quality of customer service at the IRS.
Of course, I commend for you the other 195 recommendations
These folks have worked very hard on all of them.
But just to take five of them. Number one, starting two
weekends ago, more than 150 IRS public offices are opening their
doors on Saturdays, and the IRS will continue to offer this
Saturday service throughout the tax season.
Nancy Ike (ph), an IRS front-line employee who is here today
from the Montana office, suggested that particular improvement.
And Nancy, I'd like you to stand, and we'd like to thank you.
Thank you very much.
Number two, the IRS will make it possible for more than three
million small businesses to file their quarterly Form 941
payroll returns over the telephone beginning in this first
quarter of 1998.
This new service is free. It's paperless, and it
automatically calculates the tax and any balanced owed.
Number three, the IRS has established a prototype
small-business laboratory in Seattle. This lab will be used to
test new approaches designed to limit the burdens of tax filing
on small businesses. And this innovation was the idea of Clyde
Thurston (ph), an IRS employee who is here today from the IRS
office in St. Paul, Minnesota.
Clyde, thank you for making this suggestion. Stand up, and
we'd like to recognize you, also.
Thank you very much.
Number four, the IRS will intensify its efforts to make
deserving Americans aware of the earned income tax credit.
President Clinton and I have worked very hard to expand these
important tax cuts for working families, and we want everyone
who qualifies to get the full benefits. It can make -- it makes
a huge difference for those families that are qualified, and
they're the families that need the most.
And actually, the suggestion on how to make this work came
from Martha Curry (ph), an IRS employee who is here today from
Martha, stand and let's thank you for this recommendation.
Thank you very much.
Number five, a brand new advisory committee will help the IRS
improve paperless filing to make it the most convenient and
eventually -- sooner than a lot of people think -- the most
common method of filing tax returns.
You know, we're in the midst of an information age, an
information revolution.
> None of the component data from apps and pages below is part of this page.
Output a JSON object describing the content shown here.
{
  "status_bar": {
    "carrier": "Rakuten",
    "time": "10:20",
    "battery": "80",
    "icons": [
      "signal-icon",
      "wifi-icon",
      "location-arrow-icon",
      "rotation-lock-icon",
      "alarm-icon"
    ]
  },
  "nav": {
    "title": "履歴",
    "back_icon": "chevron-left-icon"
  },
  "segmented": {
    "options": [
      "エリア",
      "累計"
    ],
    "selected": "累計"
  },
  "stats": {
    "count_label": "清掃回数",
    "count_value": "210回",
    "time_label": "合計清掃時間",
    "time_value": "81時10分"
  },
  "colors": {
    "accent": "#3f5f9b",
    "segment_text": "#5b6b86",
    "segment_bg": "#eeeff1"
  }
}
And the same techniques that private
businesses are using to greatly improve their productivity while
cutting their costs, and handling information much more
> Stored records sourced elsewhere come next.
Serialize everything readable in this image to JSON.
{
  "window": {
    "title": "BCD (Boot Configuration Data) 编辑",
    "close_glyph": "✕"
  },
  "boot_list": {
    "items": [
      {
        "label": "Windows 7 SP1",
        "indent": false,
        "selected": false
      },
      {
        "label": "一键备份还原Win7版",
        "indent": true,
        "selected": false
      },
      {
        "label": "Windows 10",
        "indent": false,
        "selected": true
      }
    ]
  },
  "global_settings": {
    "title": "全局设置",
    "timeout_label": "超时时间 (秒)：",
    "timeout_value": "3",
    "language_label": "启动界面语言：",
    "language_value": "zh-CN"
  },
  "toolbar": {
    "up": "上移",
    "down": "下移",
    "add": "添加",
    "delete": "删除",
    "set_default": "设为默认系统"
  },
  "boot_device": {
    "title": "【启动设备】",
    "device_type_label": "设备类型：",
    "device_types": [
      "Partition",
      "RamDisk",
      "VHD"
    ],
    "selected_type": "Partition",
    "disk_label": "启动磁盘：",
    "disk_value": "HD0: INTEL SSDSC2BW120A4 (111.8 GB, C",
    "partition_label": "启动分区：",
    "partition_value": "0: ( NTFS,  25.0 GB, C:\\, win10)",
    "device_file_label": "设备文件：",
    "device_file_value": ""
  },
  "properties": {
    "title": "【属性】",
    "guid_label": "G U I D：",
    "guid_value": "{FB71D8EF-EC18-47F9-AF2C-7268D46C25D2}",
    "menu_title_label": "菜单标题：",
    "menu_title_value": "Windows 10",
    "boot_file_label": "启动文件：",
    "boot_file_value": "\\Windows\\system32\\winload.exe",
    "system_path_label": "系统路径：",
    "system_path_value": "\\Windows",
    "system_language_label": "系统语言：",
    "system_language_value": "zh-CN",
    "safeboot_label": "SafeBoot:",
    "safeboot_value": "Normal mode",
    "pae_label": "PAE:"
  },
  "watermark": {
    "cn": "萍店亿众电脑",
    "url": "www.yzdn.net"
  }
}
efficiently and swiftly, those same techniques are now being
used in the IRS. And we've got a lot of work ahead of us, but
we've now got this team in place that is helping us make
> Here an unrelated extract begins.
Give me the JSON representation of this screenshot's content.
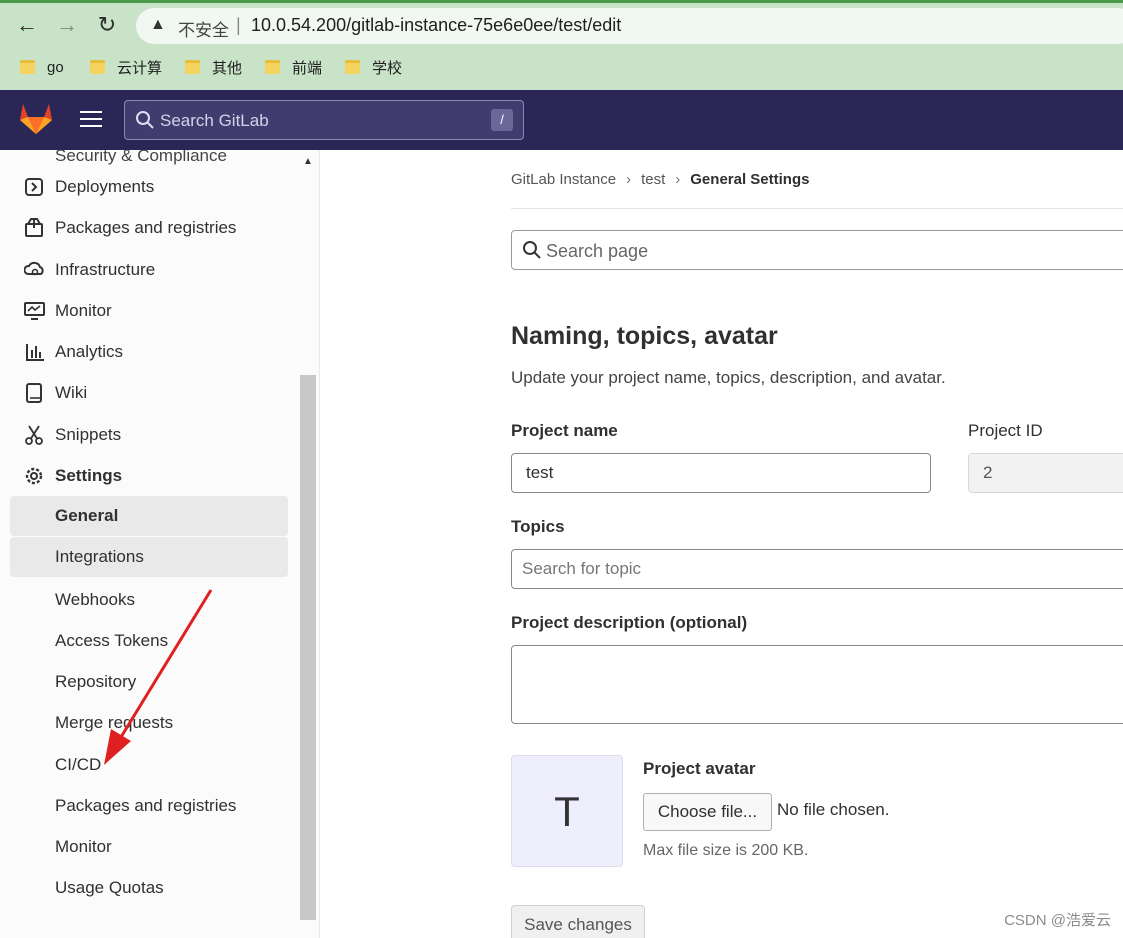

And one of the first principles of reinvention -- and Morely
Winnegrad (ph), the head of our reinventing government group
here, will echo this -- one of the first principles is "go to
where the ideas are." And the ideas are in the minds of
front-line employees who live with these situations every single
And if they're given a chance to participate in solving the
problems, they're going to come up with great ideas, like these
five, like these 200. So again, I want to thank all of them.
And I'd like to summarize this way. The steps that I'm
announcing today will help save time, paper and postage for
millions of Americans. They will help us ensure that we have an
IRS that is not just taken off people's backs but put on their
Most importantly, today's report, packed with more than 200
recommendations, will help us create a brand new culture of
customer service at the IRS and make a tremendous difference to
average American taxpayers.
Now finally, of course, we must do more to help the American
And for this, we need the help of Congress.
For months now, President Clinton and I have been
urging passage of an IRS reform bill. Last October, we
succeeded in getting it passed in the House of Representatives
by an overwhelming bipartisan margin. The Senate has been
studying it for the last five months. It's time for the Senate
to pass it so the president can sign it, and make it the law of
the land, and help give the American people an IRS that is more
fair, more efficient and more responsive for this tax season and
for all seasons.
Thanks to the members of this task force, we're now moving in
the right direction.
I want to thank everybody who's been a part of this report.
And I'd just like to close by urging the United States Senate
to pass President Clinton's IRS reform bill now.
Thank you very much for coming.